Dissertations, Theses, and Capstone Projects

Date of Degree


Document Type


Degree Name





Dagmar Herzog

Committee Members

Helena Rosenblatt

Mary Gibson

Subject Categories

European History | Women's History


Spain, Feminism, Francoism, Transnational, Sección Femenina

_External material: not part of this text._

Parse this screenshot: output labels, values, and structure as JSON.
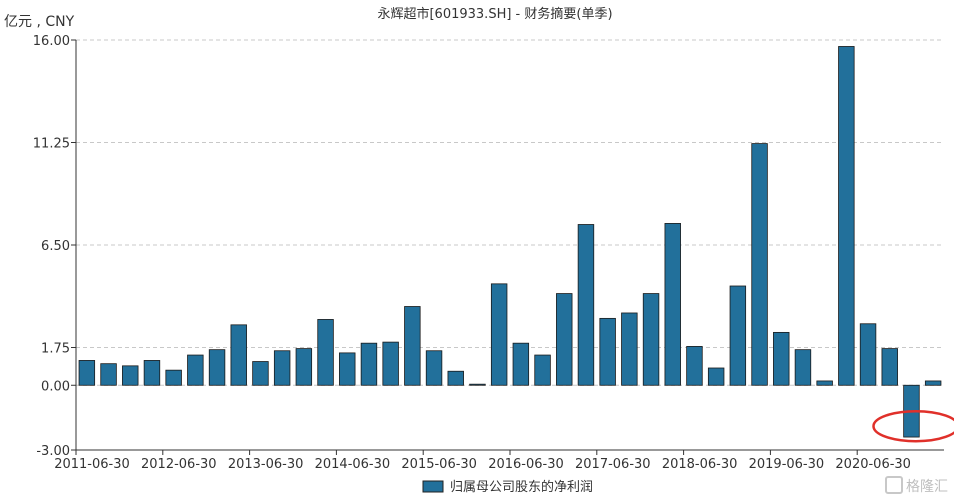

This dissertation, through an examination of late-20th century Spanish feminism, analyzes how Spaniards’ anxieties about their nation’s post-Franco identity have influenced domestic debates about women’s rights and, eventually, gender equality policy. In this way debates about women’s rights have been central to Spaniards’ post-Franco political and cultural identity. I have also argued for a broader understanding of both the Sección Femenina and of Spanish feminism that places each in context of developments in Western European, and not just Spanish, culture and politics. The dissertation undertakes this argument over four chapters. Chapter One argues that unlike other elements within the Franco regime and despite outsiders’ perceptions of the organization, the Sección Femeninawas not an unusually repressive outlier either within its international networks or among its peers. Rather, in terms of women’s civic participation and economic rights, which were the group’s major areas of focus, the policies that the Sección Femeninapushed aligned with those of organizations like the United Nations’ Commission on the Status of Women (CSW), as well as of prominent women’s groups in other European and Western nations. Chapter Two argues that, despite the Spanish government’s abolition of repressive Franco-era legislation that, for instance, criminalized female (but not male) adultery; its passage of feminist-friendly legislation; international sympathy for the plight of Spanish women; and leftist politicians self-identifying as feminist allies, the feminist movement itself had little political leverage in transition-era Spain. Chapter Three describes the shift from an international feminism driven by grassroots activists to an international feminism instead dominated by government-affiliated feminist organizations. Particularly in Spain, the creation of a federal women’s bureau, the Instituto de la Mujer, disrupted long-established feminist methods of protest and caused tension between grassroots campaigners and women in the Instituto. Lastly, Chapter Four examines domestic violence legislation as the first instance in which direct feminist influence, or at least direct institutional feminist influence, dramatically shaped a major piece of Spanish legislation. This was significant both for its impact on the rupture between feminist ideological camps as well as for its grounding in international tenets that feminists had long struggle to leverage for domestic change.